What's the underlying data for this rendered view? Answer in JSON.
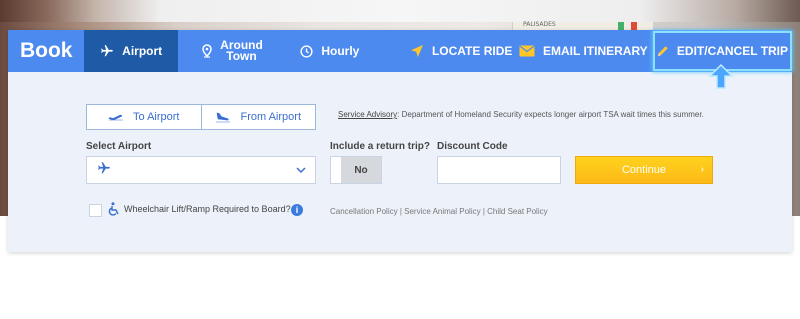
{
  "nav": {
    "brand": "Book",
    "tabs": {
      "airport": "Airport",
      "around_town_line1": "Around",
      "around_town_line2": "Town",
      "hourly": "Hourly",
      "locate_ride": "LOCATE RIDE",
      "email_itinerary": "EMAIL ITINERARY",
      "edit_cancel": "EDIT/CANCEL TRIP"
    },
    "active_tab": "airport"
  },
  "map_label": "PALISADES",
  "direction": {
    "to_airport": "To Airport",
    "from_airport": "From Airport"
  },
  "advisory": {
    "link": "Service Advisory",
    "text": ": Department of Homeland Security expects longer airport TSA wait times this summer."
  },
  "form": {
    "select_airport_label": "Select Airport",
    "select_airport_value": "",
    "return_trip_label": "Include a return trip?",
    "return_trip_value": "No",
    "discount_label": "Discount Code",
    "discount_value": "",
    "continue_label": "Continue",
    "continue_chevron": "›"
  },
  "accessibility": {
    "wheelchair_label": "Wheelchair Lift/Ramp Required to Board?",
    "info_symbol": "i"
  },
  "policies": {
    "cancellation": "Cancellation Policy",
    "separator": " | ",
    "service_animal": "Service Animal Policy",
    "child_seat": "Child Seat Policy"
  },
  "colors": {
    "nav_bg": "#4d8af0",
    "active_tab_bg": "#1f5aa6",
    "card_bg": "#edf2fa",
    "continue_bg": "#fcb917",
    "highlight_border": "#8fe0ff"
  }
}
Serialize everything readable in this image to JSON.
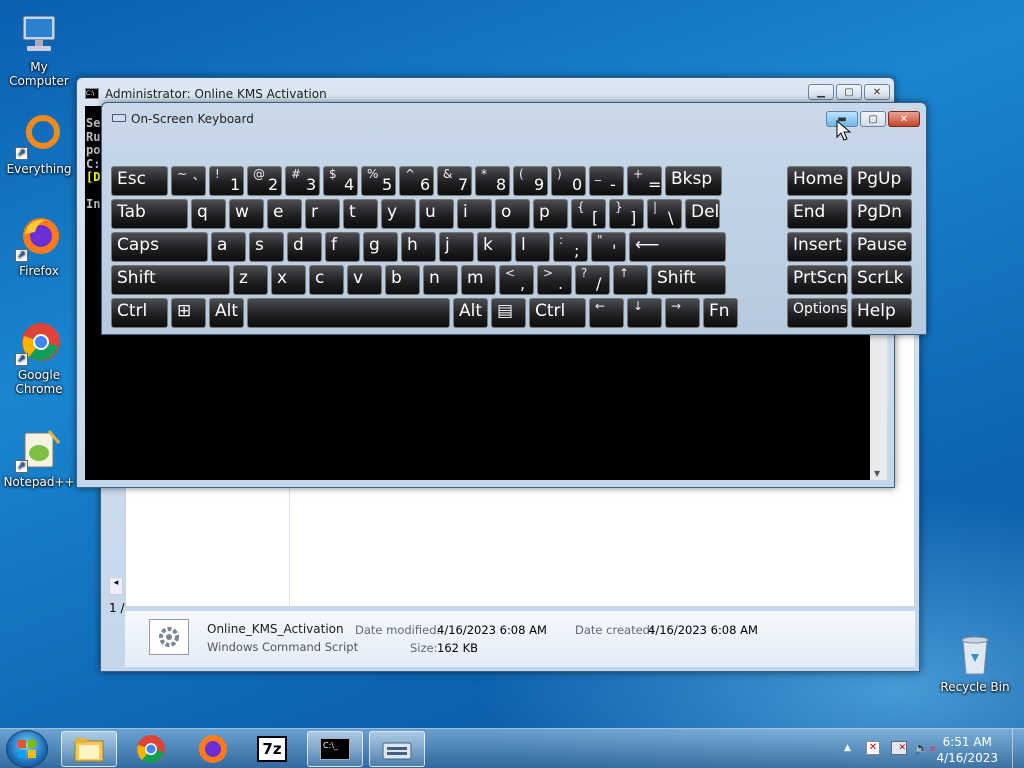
{
  "desktop": {
    "icons": [
      {
        "label": "My Computer",
        "icon": "computer-icon"
      },
      {
        "label": "Everything",
        "icon": "everything-icon"
      },
      {
        "label": "Firefox",
        "icon": "firefox-icon"
      },
      {
        "label": "Google Chrome",
        "icon": "chrome-icon"
      },
      {
        "label": "Notepad++",
        "icon": "notepadpp-icon"
      },
      {
        "label": "Recycle Bin",
        "icon": "recycle-bin-icon"
      }
    ]
  },
  "cmd_window": {
    "title": "Administrator:  Online KMS Activation",
    "lines": [
      "Se",
      "Ru",
      "po",
      "C:",
      "[D",
      "",
      "In"
    ]
  },
  "explorer_window": {
    "status_left": "1 /",
    "details": {
      "file_name": "Online_KMS_Activation",
      "file_type": "Windows Command Script",
      "date_modified_label": "Date modified:",
      "date_modified": "4/16/2023 6:08 AM",
      "size_label": "Size:",
      "size": "162 KB",
      "date_created_label": "Date created:",
      "date_created": "4/16/2023 6:08 AM"
    }
  },
  "osk_window": {
    "title": "On-Screen Keyboard",
    "rows": [
      [
        {
          "up": "",
          "lo": "",
          "main": "Esc"
        },
        {
          "up": "~",
          "lo": "`"
        },
        {
          "up": "!",
          "lo": "1"
        },
        {
          "up": "@",
          "lo": "2"
        },
        {
          "up": "#",
          "lo": "3"
        },
        {
          "up": "$",
          "lo": "4"
        },
        {
          "up": "%",
          "lo": "5"
        },
        {
          "up": "^",
          "lo": "6"
        },
        {
          "up": "&",
          "lo": "7"
        },
        {
          "up": "*",
          "lo": "8"
        },
        {
          "up": "(",
          "lo": "9"
        },
        {
          "up": ")",
          "lo": "0"
        },
        {
          "up": "_",
          "lo": "-"
        },
        {
          "up": "+",
          "lo": "="
        },
        {
          "main": "Bksp"
        },
        {
          "main": "Home"
        },
        {
          "main": "PgUp"
        }
      ],
      [
        {
          "main": "Tab"
        },
        {
          "main": "q"
        },
        {
          "main": "w"
        },
        {
          "main": "e"
        },
        {
          "main": "r"
        },
        {
          "main": "t"
        },
        {
          "main": "y"
        },
        {
          "main": "u"
        },
        {
          "main": "i"
        },
        {
          "main": "o"
        },
        {
          "main": "p"
        },
        {
          "up": "{",
          "lo": "["
        },
        {
          "up": "}",
          "lo": "]"
        },
        {
          "up": "|",
          "lo": "\\"
        },
        {
          "main": "Del"
        },
        {
          "main": "End"
        },
        {
          "main": "PgDn"
        }
      ],
      [
        {
          "main": "Caps"
        },
        {
          "main": "a"
        },
        {
          "main": "s"
        },
        {
          "main": "d"
        },
        {
          "main": "f"
        },
        {
          "main": "g"
        },
        {
          "main": "h"
        },
        {
          "main": "j"
        },
        {
          "main": "k"
        },
        {
          "main": "l"
        },
        {
          "up": ":",
          "lo": ";"
        },
        {
          "up": "\"",
          "lo": "'"
        },
        {
          "main": "⟵"
        },
        {
          "main": "Insert"
        },
        {
          "main": "Pause"
        }
      ],
      [
        {
          "main": "Shift"
        },
        {
          "main": "z"
        },
        {
          "main": "x"
        },
        {
          "main": "c"
        },
        {
          "main": "v"
        },
        {
          "main": "b"
        },
        {
          "main": "n"
        },
        {
          "main": "m"
        },
        {
          "up": "<",
          "lo": ","
        },
        {
          "up": ">",
          "lo": "."
        },
        {
          "up": "?",
          "lo": "/"
        },
        {
          "up": "↑",
          "lo": ""
        },
        {
          "main": "Shift"
        },
        {
          "main": "PrtScn"
        },
        {
          "main": "ScrLk"
        }
      ],
      [
        {
          "main": "Ctrl"
        },
        {
          "main": "⊞"
        },
        {
          "main": "Alt"
        },
        {
          "main": ""
        },
        {
          "main": "Alt"
        },
        {
          "main": "▤"
        },
        {
          "main": "Ctrl"
        },
        {
          "up": "←",
          "lo": ""
        },
        {
          "up": "↓",
          "lo": ""
        },
        {
          "up": "→",
          "lo": ""
        },
        {
          "main": "Fn"
        },
        {
          "main": "Options"
        },
        {
          "main": "Help"
        }
      ]
    ]
  },
  "taskbar": {
    "items": [
      "start-orb",
      "explorer",
      "chrome",
      "firefox",
      "7zip",
      "cmd",
      "osk"
    ],
    "clock_time": "6:51 AM",
    "clock_date": "4/16/2023"
  }
}
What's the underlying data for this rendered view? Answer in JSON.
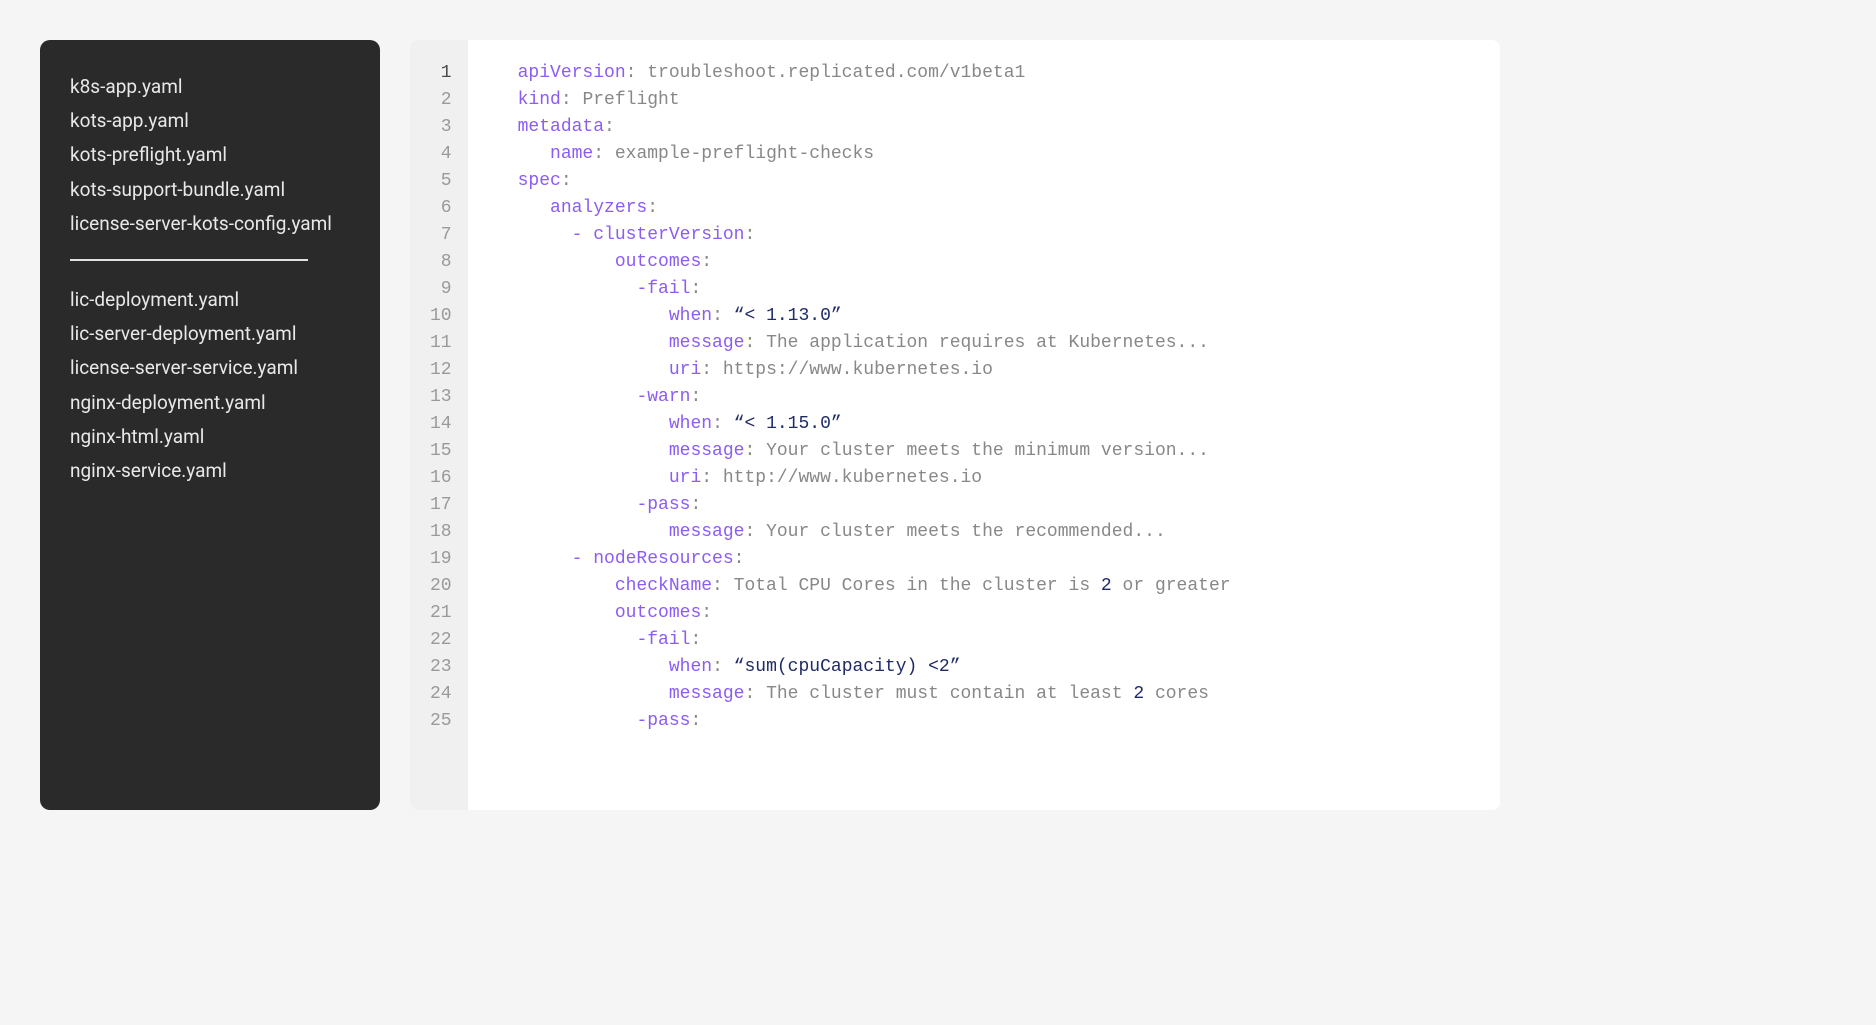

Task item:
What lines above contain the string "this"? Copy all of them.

Solution below:
What's the underlying data for this rendered view? Answer in JSON.
    "text": ": Department of Homeland Security expects longer airport TSA wait times this summer."
Serialize everything readable in this image to JSON.
What's the underlying data for this rendered view? Answer in JSON.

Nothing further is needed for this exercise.